After making fun of me for my tongue-in-cheek sensationalistic complaint (about the same behavior nonetheless), Elijah turned to LinkedIn Publisher to chime in himself. He completely “got” my point, and this post is his excellent commentary on the topic. Read it to see his thoughts – it’s well done.
Moz.com (Rand Fishkin) – A lot of SEOs and marketers have found themselves complaining about Google’s Knowledge Graph and Answer Boxes. The standard complaint is that Google is “stealing” traffic from their website by showing the answers right on the SERPs.
Sure, that’s a concern worth entertaining, but it’s pretty short-sighted. In this Whiteboard Friday video (transcript included), Rand Fishkin of Moz reviews some ways to derive SEO benefits by targeting exactly that which is being shunned – the answer boxes themselves.

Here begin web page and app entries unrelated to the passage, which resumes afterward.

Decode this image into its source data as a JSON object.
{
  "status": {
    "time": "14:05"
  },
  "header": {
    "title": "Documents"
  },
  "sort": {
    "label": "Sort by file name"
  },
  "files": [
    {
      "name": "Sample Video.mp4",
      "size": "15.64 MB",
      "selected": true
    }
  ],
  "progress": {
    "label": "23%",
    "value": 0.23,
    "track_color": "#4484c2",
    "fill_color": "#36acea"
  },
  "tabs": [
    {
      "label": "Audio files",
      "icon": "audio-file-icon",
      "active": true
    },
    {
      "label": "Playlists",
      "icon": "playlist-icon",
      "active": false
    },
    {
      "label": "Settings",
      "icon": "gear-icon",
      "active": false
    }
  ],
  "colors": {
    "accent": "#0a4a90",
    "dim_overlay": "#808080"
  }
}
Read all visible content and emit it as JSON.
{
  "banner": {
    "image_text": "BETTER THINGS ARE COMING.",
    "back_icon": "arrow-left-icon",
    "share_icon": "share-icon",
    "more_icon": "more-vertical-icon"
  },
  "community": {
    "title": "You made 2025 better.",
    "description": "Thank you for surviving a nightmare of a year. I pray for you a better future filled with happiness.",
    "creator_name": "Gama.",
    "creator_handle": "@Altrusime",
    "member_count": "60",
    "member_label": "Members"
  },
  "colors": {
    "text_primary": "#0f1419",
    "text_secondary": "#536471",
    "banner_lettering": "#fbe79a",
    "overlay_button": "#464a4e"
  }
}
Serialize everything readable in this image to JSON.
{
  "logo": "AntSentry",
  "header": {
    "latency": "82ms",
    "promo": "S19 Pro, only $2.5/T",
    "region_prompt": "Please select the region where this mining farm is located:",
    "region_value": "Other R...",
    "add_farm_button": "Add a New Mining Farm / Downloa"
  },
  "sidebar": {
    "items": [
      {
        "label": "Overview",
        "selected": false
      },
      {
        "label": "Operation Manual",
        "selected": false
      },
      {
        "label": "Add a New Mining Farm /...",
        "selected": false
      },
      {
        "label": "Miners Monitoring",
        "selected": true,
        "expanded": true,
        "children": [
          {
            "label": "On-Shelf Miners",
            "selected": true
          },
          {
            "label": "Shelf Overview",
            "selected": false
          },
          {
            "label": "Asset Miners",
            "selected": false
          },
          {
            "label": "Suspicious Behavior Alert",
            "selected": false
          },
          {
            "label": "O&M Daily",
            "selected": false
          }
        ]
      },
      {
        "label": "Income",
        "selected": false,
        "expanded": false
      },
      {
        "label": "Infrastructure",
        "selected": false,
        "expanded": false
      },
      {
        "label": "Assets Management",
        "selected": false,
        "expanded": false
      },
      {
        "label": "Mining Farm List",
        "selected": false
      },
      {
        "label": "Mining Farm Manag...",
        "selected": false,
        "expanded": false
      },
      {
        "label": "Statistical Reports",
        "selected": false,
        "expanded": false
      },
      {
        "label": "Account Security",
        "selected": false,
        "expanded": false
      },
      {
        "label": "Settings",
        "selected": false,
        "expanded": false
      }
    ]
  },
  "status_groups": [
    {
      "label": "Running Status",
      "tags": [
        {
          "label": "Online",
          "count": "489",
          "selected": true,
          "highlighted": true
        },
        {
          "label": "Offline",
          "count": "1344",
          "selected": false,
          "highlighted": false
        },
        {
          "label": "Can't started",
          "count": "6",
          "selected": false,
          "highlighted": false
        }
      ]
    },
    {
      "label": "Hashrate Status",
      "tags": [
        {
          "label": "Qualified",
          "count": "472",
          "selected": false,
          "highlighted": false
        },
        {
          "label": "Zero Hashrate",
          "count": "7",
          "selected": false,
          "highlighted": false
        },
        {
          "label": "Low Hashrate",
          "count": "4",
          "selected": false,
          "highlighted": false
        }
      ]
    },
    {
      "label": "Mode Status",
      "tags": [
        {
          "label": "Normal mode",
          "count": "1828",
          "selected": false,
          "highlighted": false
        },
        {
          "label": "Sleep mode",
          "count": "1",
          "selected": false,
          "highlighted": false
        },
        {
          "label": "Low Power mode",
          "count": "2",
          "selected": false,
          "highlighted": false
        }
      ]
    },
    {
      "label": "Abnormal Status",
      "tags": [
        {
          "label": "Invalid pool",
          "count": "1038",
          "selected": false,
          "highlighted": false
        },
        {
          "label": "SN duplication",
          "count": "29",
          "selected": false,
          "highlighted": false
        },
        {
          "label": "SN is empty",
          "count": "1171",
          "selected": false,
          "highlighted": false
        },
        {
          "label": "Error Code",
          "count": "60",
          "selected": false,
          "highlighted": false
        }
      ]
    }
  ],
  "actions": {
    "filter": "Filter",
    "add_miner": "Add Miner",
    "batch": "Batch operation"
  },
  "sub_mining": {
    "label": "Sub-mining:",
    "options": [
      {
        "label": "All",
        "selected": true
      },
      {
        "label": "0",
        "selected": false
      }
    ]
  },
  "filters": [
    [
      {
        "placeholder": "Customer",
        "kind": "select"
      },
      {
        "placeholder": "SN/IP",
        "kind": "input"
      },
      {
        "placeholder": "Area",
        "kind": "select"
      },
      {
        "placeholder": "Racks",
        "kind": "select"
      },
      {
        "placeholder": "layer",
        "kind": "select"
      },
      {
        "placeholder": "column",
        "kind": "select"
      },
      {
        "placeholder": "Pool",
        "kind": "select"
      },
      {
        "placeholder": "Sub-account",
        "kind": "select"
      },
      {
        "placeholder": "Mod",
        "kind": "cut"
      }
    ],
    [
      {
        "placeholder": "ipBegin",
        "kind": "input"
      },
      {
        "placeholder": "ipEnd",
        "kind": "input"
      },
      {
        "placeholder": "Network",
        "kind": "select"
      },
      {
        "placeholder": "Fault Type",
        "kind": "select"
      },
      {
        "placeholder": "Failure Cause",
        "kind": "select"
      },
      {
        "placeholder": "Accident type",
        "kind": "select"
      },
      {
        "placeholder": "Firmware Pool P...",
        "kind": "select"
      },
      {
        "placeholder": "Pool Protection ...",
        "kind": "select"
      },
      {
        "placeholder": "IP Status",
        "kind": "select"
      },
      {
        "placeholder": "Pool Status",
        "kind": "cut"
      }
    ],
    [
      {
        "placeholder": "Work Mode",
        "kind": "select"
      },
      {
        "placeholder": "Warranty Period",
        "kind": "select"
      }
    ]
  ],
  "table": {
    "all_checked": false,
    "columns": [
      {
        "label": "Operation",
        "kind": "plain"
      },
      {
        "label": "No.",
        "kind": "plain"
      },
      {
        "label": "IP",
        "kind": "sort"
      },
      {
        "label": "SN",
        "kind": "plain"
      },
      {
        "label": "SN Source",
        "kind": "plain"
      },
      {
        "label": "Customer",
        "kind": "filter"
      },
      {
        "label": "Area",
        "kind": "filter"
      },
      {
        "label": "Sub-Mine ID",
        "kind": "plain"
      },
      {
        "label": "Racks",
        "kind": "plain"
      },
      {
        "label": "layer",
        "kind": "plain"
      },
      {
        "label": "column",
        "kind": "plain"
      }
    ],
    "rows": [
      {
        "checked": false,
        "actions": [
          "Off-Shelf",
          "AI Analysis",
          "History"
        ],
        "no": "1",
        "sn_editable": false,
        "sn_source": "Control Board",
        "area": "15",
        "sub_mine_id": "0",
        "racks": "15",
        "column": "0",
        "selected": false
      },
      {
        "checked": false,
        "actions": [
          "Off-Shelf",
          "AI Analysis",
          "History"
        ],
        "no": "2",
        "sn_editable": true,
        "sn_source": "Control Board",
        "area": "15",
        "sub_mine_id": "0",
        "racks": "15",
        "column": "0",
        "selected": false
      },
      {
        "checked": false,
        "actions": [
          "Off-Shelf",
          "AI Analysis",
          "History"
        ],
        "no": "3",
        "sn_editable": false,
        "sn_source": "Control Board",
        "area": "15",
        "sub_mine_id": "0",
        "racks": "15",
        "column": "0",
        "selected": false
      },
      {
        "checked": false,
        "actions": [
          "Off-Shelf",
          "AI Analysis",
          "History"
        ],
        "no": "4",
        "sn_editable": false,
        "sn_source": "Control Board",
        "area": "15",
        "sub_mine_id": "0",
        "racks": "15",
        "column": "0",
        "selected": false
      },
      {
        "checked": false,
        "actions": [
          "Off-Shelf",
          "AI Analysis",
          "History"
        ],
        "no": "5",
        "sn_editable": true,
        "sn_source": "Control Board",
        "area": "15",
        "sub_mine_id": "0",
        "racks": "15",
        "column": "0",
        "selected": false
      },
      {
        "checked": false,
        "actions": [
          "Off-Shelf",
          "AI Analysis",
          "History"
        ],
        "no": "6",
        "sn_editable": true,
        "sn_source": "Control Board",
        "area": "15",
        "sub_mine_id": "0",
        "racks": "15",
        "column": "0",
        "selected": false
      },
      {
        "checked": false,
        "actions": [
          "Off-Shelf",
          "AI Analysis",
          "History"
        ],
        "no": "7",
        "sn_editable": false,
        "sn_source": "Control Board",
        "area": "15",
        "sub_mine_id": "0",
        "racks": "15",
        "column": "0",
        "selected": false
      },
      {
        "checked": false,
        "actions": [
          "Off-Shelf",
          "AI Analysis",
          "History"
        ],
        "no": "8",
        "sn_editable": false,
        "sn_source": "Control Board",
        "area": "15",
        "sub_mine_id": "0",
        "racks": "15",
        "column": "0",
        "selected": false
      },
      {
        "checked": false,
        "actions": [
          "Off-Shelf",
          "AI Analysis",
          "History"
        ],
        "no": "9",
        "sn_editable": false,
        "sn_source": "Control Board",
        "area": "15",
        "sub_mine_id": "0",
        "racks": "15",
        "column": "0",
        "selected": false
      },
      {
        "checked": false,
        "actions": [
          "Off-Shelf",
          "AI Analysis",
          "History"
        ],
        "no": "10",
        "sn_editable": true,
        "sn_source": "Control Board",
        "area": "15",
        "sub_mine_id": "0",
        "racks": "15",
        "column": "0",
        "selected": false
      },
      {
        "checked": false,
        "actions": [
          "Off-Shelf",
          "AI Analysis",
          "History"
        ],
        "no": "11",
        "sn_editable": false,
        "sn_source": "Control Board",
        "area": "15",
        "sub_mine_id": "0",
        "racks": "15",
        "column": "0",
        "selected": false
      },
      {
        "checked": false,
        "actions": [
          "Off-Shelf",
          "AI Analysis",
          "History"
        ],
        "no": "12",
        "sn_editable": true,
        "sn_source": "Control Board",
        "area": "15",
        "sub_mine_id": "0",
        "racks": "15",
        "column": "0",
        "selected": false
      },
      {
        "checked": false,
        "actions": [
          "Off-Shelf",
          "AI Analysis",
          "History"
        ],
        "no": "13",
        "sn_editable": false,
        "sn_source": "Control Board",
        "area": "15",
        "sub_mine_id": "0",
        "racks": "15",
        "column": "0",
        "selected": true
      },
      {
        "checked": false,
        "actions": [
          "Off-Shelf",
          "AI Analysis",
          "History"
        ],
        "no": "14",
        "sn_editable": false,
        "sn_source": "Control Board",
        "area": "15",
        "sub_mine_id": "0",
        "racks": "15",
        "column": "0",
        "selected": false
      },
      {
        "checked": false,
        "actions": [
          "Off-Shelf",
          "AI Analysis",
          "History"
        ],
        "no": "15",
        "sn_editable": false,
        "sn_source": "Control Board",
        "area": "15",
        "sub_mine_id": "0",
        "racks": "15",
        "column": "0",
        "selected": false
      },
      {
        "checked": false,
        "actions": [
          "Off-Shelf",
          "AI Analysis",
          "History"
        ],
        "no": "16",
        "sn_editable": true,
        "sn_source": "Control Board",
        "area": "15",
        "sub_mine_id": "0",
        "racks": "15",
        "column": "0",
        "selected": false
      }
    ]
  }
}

Rand always does a great job on his Whiteboard posts, so give the video a watch and see what you think.
GetResponse.com – Ecommerce continues to grow and thrive, commanding an ever increasing share of the overall consumer spend in the United States as we head toward the middle of 2015.
But the game has changed quite a bit. People are more critical of the stores they buy from for a range of reasons. From user experience to customer service, there is a specific list of things to get straightened out if you want to succeed with online commerce.
If you are aiming to launch an ecommerce store, or even if you have one already operating and making money, you will find this post valuable. I know I did.
SEM Rush Blog – I wrote about Social SEO some time ago, and the topic continues to be misunderstood or dismissed by people who think social and SEO are separate entities.
Everything you do to market yourself can impact your business and SEO in a positive (or negative) way. Social media is part of that marketing effort. Be sure you are not hurting yourself or overlooking important ways that social can help you rank better and drive more organic traffic. Even if it is indirect, there is absolutely an SEO impact from your social media marketing activities.
This post outlines the biggest ways the two disciplines overlap.
Marketing Sherpa – Search behavior has changed a lot over the past five years, and it continues to evolve as the search engines get better at parsing and matching queries to results.
I run into a lot of SEOs and prospects who are still “optimizing” their websites and SEO strategies according to old school principles. While you might luck into good results that way, it’s worth taking the time to learn more about what people really look for online.
Our own SEO strategy is heavily focused on semantic match, providing answers to questions, and addressing topics rather than only keywords and ranking. And it has enabled us to increase our overall website traffic by nearly 15X over the past three years.
This short article covers off how search behavior actually happens today. It’s a must read for SEOs, content marketers, and anyone who thinks they want to grow their organic traffic over time.
Huffington Post – While I don’t agree 100% with the assessment that deep content is lower value than skimmable content, I do agree wholeheartedly that content on the internet should be skimmable.
Regardless of my own opinion, it’s worth reading what Jayson Demers has to say about the topic. Keep in mind that you can create deep content and make it skimmable if you structure and mark it up properly.
In reality, a mix of lighter content and deep dive materials provides you with the best assortment of content for ranking and sharing purposes. There’s no way to know with full certainty what will perform best, so it pays to test for yourself.
We have seen short posts and very long posts perform well, and also poorly. Long-form tends to excel more for ranking, but short-form can be better for social shares and curation sites.
But keep the key point in mind – all content on the web should be skimmable on first glance. People don’t just read a thousand words because you wrote them. Break it up so they can scan it first, and you’ll have a much better chance of them reading it through to the end.